Three months after the United States began conducting airstrikes against terrorists from the Islamic State of Iraq and the Levant, the top U.S. military commander for the Middle East today described the progress made toward degrading and destroying the group as “significant.”
“I think we’re having a significant effect on the ISIL element,” Army Gen. Lloyd J. Austin III, commander of U.S. Central Command, told an audience at the Atlantic Council. “The question is, how soon can we get the Iraqis to develop a capability to do what they need to do to sustain the effects and conditions that we’re going to create.”
Hundreds of U.S. military advisors have been in Iraq since June, advising and assisting Iraqi security forces in their effort to take back the estimated one-third of the country -- including Iraq’s second-largest city, Mosul -- that ISIL terrorists now control.
“Fortunately, over the past few months, we have seen some progress made by the Iraqis,” most importantly, Austin said, the formation of a new Iraqi government that has pledged outreach to Sunnis, Kurds and other minorities.

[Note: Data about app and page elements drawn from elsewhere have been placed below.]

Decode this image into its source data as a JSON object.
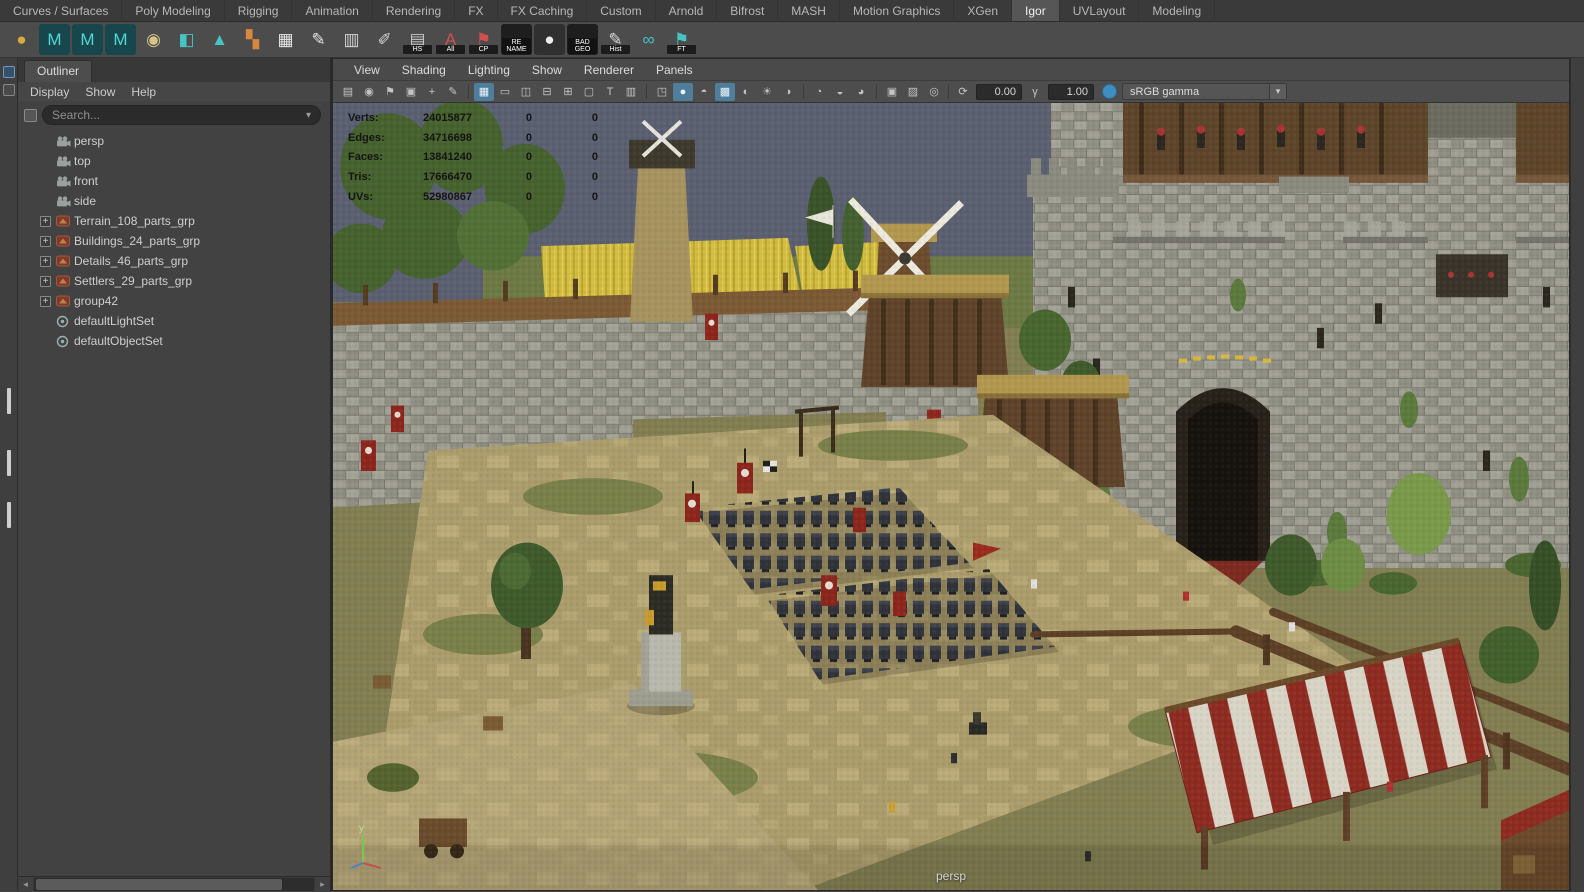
{
  "colors": {
    "active_tool_highlight": "#4f7e9c",
    "viewport_sky": "#5b6071",
    "hud_text": "#141414",
    "banner_red": "#8c261d"
  },
  "menubar": {
    "tabs": [
      {
        "label": "Curves / Surfaces"
      },
      {
        "label": "Poly Modeling"
      },
      {
        "label": "Rigging"
      },
      {
        "label": "Animation"
      },
      {
        "label": "Rendering"
      },
      {
        "label": "FX"
      },
      {
        "label": "FX Caching"
      },
      {
        "label": "Custom"
      },
      {
        "label": "Arnold"
      },
      {
        "label": "Bifrost"
      },
      {
        "label": "MASH"
      },
      {
        "label": "Motion Graphics"
      },
      {
        "label": "XGen"
      },
      {
        "label": "Igor",
        "active": true
      },
      {
        "label": "UVLayout"
      },
      {
        "label": "Modeling"
      }
    ]
  },
  "shelf": {
    "icons": [
      {
        "name": "poly-sphere",
        "glyph": "●",
        "fg": "#dca93c"
      },
      {
        "name": "maya-tool-1",
        "glyph": "M",
        "fg": "#52d6d6",
        "bg": "#17474c"
      },
      {
        "name": "maya-tool-2",
        "glyph": "M",
        "fg": "#52d6d6",
        "bg": "#17474c"
      },
      {
        "name": "maya-tool-3",
        "glyph": "M",
        "fg": "#52d6d6",
        "bg": "#17474c"
      },
      {
        "name": "poly-disc",
        "glyph": "◉",
        "fg": "#d8c48a"
      },
      {
        "name": "export-cube",
        "glyph": "◧",
        "fg": "#46c4c4"
      },
      {
        "name": "scatter",
        "glyph": "▲",
        "fg": "#46c4c4"
      },
      {
        "name": "blocks",
        "glyph": "▚",
        "fg": "#d8883c"
      },
      {
        "name": "uv-grid",
        "glyph": "▦",
        "fg": "#e6e6e6"
      },
      {
        "name": "curve-pen",
        "glyph": "✎",
        "fg": "#e6e6e6"
      },
      {
        "name": "uv-strips",
        "glyph": "▥",
        "fg": "#d4d4d4"
      },
      {
        "name": "pen-dashed",
        "glyph": "✐",
        "fg": "#d4d4d4"
      },
      {
        "name": "hud-stats",
        "glyph": "▤",
        "fg": "#c8c8c8",
        "label": "HS"
      },
      {
        "name": "select-all",
        "glyph": "A",
        "fg": "#d05050",
        "label": "All"
      },
      {
        "name": "center-pivot",
        "glyph": "⚑",
        "fg": "#d05050",
        "label": "CP"
      },
      {
        "name": "rename",
        "bg": "#1e1e1e",
        "label": "RE\nNAME"
      },
      {
        "name": "white-sphere",
        "glyph": "●",
        "fg": "#ececec",
        "bg": "#303030"
      },
      {
        "name": "bad-geo",
        "bg": "#1e1e1e",
        "label": "BAD\nGEO"
      },
      {
        "name": "delete-history",
        "glyph": "✎",
        "fg": "#d8d8d8",
        "label": "Hist"
      },
      {
        "name": "booleans",
        "glyph": "∞",
        "fg": "#46c4c4"
      },
      {
        "name": "freeze-transform",
        "glyph": "⚑",
        "fg": "#46c4c4",
        "label": "FT"
      }
    ]
  },
  "outliner": {
    "tab": "Outliner",
    "menus": [
      "Display",
      "Show",
      "Help"
    ],
    "search_placeholder": "Search...",
    "items": [
      {
        "label": "persp",
        "type": "camera"
      },
      {
        "label": "top",
        "type": "camera"
      },
      {
        "label": "front",
        "type": "camera"
      },
      {
        "label": "side",
        "type": "camera"
      },
      {
        "label": "Terrain_108_parts_grp",
        "type": "group",
        "expandable": true
      },
      {
        "label": "Buildings_24_parts_grp",
        "type": "group",
        "expandable": true
      },
      {
        "label": "Details_46_parts_grp",
        "type": "group",
        "expandable": true
      },
      {
        "label": "Settlers_29_parts_grp",
        "type": "group",
        "expandable": true
      },
      {
        "label": "group42",
        "type": "group",
        "expandable": true
      },
      {
        "label": "defaultLightSet",
        "type": "set"
      },
      {
        "label": "defaultObjectSet",
        "type": "set"
      }
    ]
  },
  "viewport": {
    "menus": [
      "View",
      "Shading",
      "Lighting",
      "Show",
      "Renderer",
      "Panels"
    ],
    "toolbar": {
      "groups": [
        {
          "name": "camera-tools",
          "icons": [
            {
              "name": "select-camera-icon",
              "glyph": "▤"
            },
            {
              "name": "lock-camera-icon",
              "glyph": "◉"
            },
            {
              "name": "bookmark-icon",
              "glyph": "⚑"
            },
            {
              "name": "image-plane-icon",
              "glyph": "▣"
            },
            {
              "name": "pan-zoom-icon",
              "glyph": "+"
            },
            {
              "name": "hud-pencil-icon",
              "glyph": "✎"
            }
          ]
        },
        {
          "name": "gate-tools",
          "icons": [
            {
              "name": "grid-icon",
              "glyph": "▦",
              "active": true
            },
            {
              "name": "film-gate-icon",
              "glyph": "▭"
            },
            {
              "name": "resolution-gate-icon",
              "glyph": "◫"
            },
            {
              "name": "gate-mask-icon",
              "glyph": "⊟"
            },
            {
              "name": "field-chart-icon",
              "glyph": "⊞"
            },
            {
              "name": "safe-action-icon",
              "glyph": "▢"
            },
            {
              "name": "safe-title-icon",
              "glyph": "T"
            },
            {
              "name": "hud-box-icon",
              "glyph": "▥"
            }
          ]
        },
        {
          "name": "shading-tools",
          "icons": [
            {
              "name": "wireframe-icon",
              "glyph": "◳"
            },
            {
              "name": "smooth-shade-icon",
              "glyph": "●",
              "active": true
            },
            {
              "name": "flat-shade-icon",
              "glyph": "◓"
            },
            {
              "name": "textured-icon",
              "glyph": "▩",
              "active": true
            },
            {
              "name": "default-material-icon",
              "glyph": "◐"
            },
            {
              "name": "lighting-icon",
              "glyph": "☀"
            },
            {
              "name": "shadows-icon",
              "glyph": "◑"
            }
          ]
        },
        {
          "name": "post-effects",
          "icons": [
            {
              "name": "ambient-occlusion-icon",
              "glyph": "◔"
            },
            {
              "name": "motion-blur-icon",
              "glyph": "◒"
            },
            {
              "name": "depth-of-field-icon",
              "glyph": "◕"
            }
          ]
        },
        {
          "name": "view-tools",
          "icons": [
            {
              "name": "isolate-select-icon",
              "glyph": "▣"
            },
            {
              "name": "xray-icon",
              "glyph": "▨"
            },
            {
              "name": "joints-xray-icon",
              "glyph": "◎"
            }
          ]
        }
      ],
      "exposure_icon": "⟳",
      "exposure": "0.00",
      "gamma_icon": "γ",
      "gamma": "1.00",
      "view_transform": "sRGB gamma"
    },
    "hud": {
      "rows": [
        {
          "label": "Verts:",
          "value": "24015877",
          "selected": "0",
          "other": "0"
        },
        {
          "label": "Edges:",
          "value": "34716698",
          "selected": "0",
          "other": "0"
        },
        {
          "label": "Faces:",
          "value": "13841240",
          "selected": "0",
          "other": "0"
        },
        {
          "label": "Tris:",
          "value": "17666470",
          "selected": "0",
          "other": "0"
        },
        {
          "label": "UVs:",
          "value": "52980867",
          "selected": "0",
          "other": "0"
        }
      ]
    },
    "axis_up_label": "y",
    "camera_label": "persp"
  }
}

U.S. officials have said it was the alienation of those groups by the previous Iraqi government that led to the rise of ISIL and the rapid territorial gains and support it has garnered.
Impact on ISIL
Austin said the airstrikes conducted by the U.S.-led coalition over the past few months in both Iraq and Syria have forced ISIL fighters to stop traveling in large convoys, flying the flag of their self-declared caliphate, and easily communicating.
“They are afraid to congregate in any sizable formation, because they know that if we can see them, we’re going to engage them, and we’re going to get what we’re aiming at,” Austin said, adding that the group’s ability to generate revenue also has been disrupted.
“ISIL continues to lose capability on a daily basis because of the pressure that the coalition has put on them,” he said.
Still a Potent Adversary
However, Austin, as other Pentagon officials have, cautioned that the campaign to degrade and ultimately destroy the group could take years, and he made clear that despite the progress so far, ISIL remains a formidable enemy made up of seasoned fighters.
“This adversary is about as good as I’ve ever seen,” the general said. “A number of folks who are in the ranks of this organization have been in this business before, so they have learned the lessons of Iraq and other places, and they really understand the value of trying to dominate the media space. And they work that very, very diligently.”
The general said he would not hesitate to ask for “more capability” to defeat ISIL if he and the chairman of the Joint Chiefs of Staff believe that is necessary. And, he said, he would welcome any additional contributions to the fight from Turkey, a member of the coalition, who he said “has skin in the game.”
“I think they will add value no matter what,” Austin said, “but the more access, basing and overflight rights we can get, I think, the better off we will be.”